6015. Book of Hours Northern Italy c. 1480

BOOK OF HOURS, Use of Rome, in Latin, illuminated manuscript on vellum. Northern Italy (most probably Florence), c. 1480.

258 leaves (plus 2 modern paper endleaves at front and 6 original vellum and 2 modern paper endleaves at back), complete (assuming there was not ever a Calendar at the front of the volume), collation: i-xi10, xii6, xiii-xxi10, xxii2, xxiii-xxvi10, xxvii2, xxviii8, single column, 11 lines in a fine late gothic bookhand, red rubrics, one/line initials in red or blue, larger initials with contrasting penwork (some with trailing penwork along entire margin), larger initials of coloured leafy fronds on burnished gold grounds and with bezants in the border, four large historiated initials in same (i: fol. 1r, Virgin and Child; ii: fol. 127r, Skeleton with a grinning skull in the upper border; iii: fol. 209r, David harping, with a harp in the upper border; iv: fol. 251r, the Cross), each with a full border of single-line penwork foliage enclosing acanthus leaves sprays and coloured flowerheads, and bezants, small areas of flaking to ink on a few leaves, numerous contemporary and near-contemporary additions to the Calendar, eighteenth-century pen notes in places, slight discolouration to first leaf, edges trimmed with small losses to extremities of decorated borders, else good and presentable condition, last paper endleaf with numerous erased ownership and seller's marks (including number "7693" in nineteenth-century pencil), early twentieth-century paper labels of bookseller, "C.E. Rappaport" of Rome (founded 1906) pasted to endleaves or pastedown at each end.
Nineteenth-century red ducal binding with gilt-tooled arms with double gilt fillet within lines of blind-tooled dots and undulating waves (binding detached at front). Outer dimensions of page: 75x48 mm.

The presence of St. Zenobius in the Litany identifies Florence as the most likely point of origin of this charming little book. He was the first bishop of the city, and his relics are kept in the duomo there in a shrine made by Ghiberti in the 1440s. The half-length portraits in the historiated initials with pale blue backgrounds show the influence of Attavante degli Attavanti (1452-c. 1520/25), the leading Florentine illuminator of the last decades of the fifteenth century and opening of the sixteenth.

The volume includes: the Hours of the Virgin (fol. 1r), and related readings; the Office of the Dead (fol. 127r); the Seven Penitential Psalms (fol. 209r), followed by a Litany and prayers; the Office of the Cross (fol. 253r), ending "Explicit officium sancta crucis Deo Gratias Amen" on the last leaf.
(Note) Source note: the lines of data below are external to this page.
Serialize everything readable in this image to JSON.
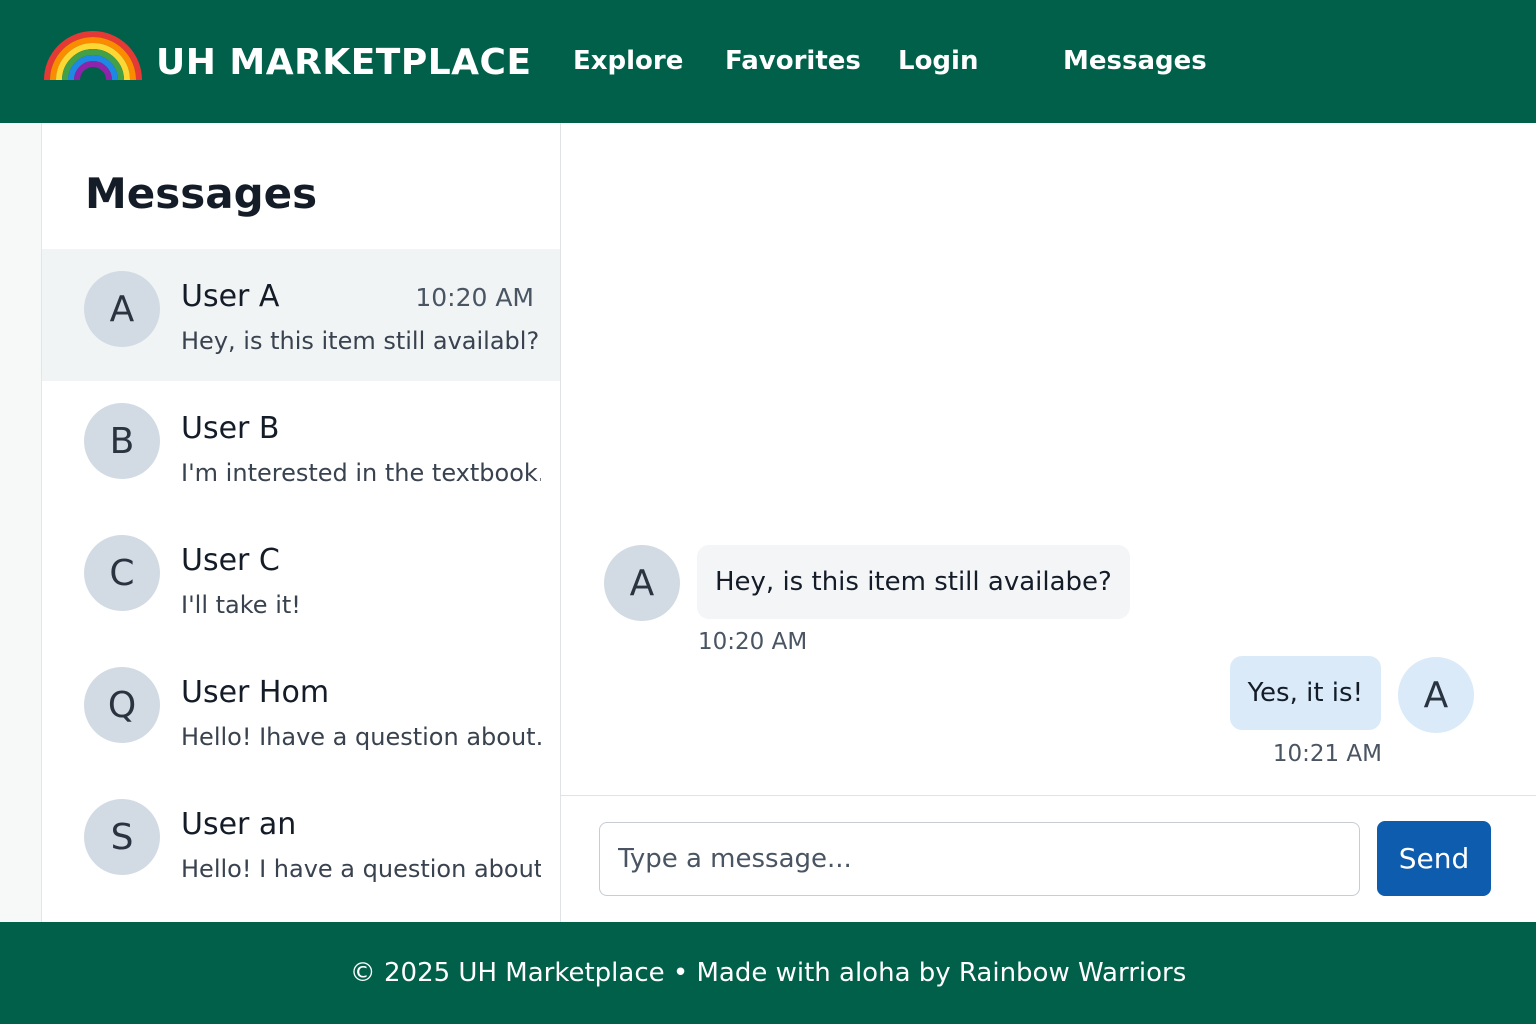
{
  "header": {
    "brand": "UH MARKETPLACE",
    "logo_icon": "rainbow-icon",
    "nav": [
      {
        "label": "Explore"
      },
      {
        "label": "Favorites"
      },
      {
        "label": "Login"
      },
      {
        "label": "Messages"
      }
    ],
    "colors": {
      "bar": "#01604a"
    }
  },
  "sidebar": {
    "title": "Messages",
    "conversations": [
      {
        "initial": "A",
        "name": "User A",
        "time": "10:20 AM",
        "preview": "Hey, is this item still availabl?",
        "active": true
      },
      {
        "initial": "B",
        "name": "User B",
        "time": "",
        "preview": "I'm interested in the textbook..."
      },
      {
        "initial": "C",
        "name": "User C",
        "time": "",
        "preview": "I'll take it!"
      },
      {
        "initial": "Q",
        "name": "User Hom",
        "time": "",
        "preview": "Hello! Ihave a question about..."
      },
      {
        "initial": "S",
        "name": "User an",
        "time": "",
        "preview": "Hello! I have a question about..."
      }
    ]
  },
  "chat": {
    "messages": [
      {
        "from": "them",
        "initial": "A",
        "text": "Hey, is this item still availabe?",
        "time": "10:20 AM"
      },
      {
        "from": "me",
        "initial": "A",
        "text": "Yes, it is!",
        "time": "10:21 AM"
      }
    ],
    "composer": {
      "placeholder": "Type a message...",
      "send_label": "Send"
    },
    "colors": {
      "incoming_bubble": "#f4f5f7",
      "outgoing_bubble": "#daeaf9",
      "send_button": "#0d5cad"
    }
  },
  "footer": {
    "text": "© 2025 UH Marketplace • Made with aloha by Rainbow Warriors"
  }
}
We would like to thank Dr. Timothy Bolton for his cataloguing of the present lot.

Provenance: From the library of Ove Hassler (1904-87), Dean in Linköping, Sweden, and his son, Eivind Hassler (1939-2009).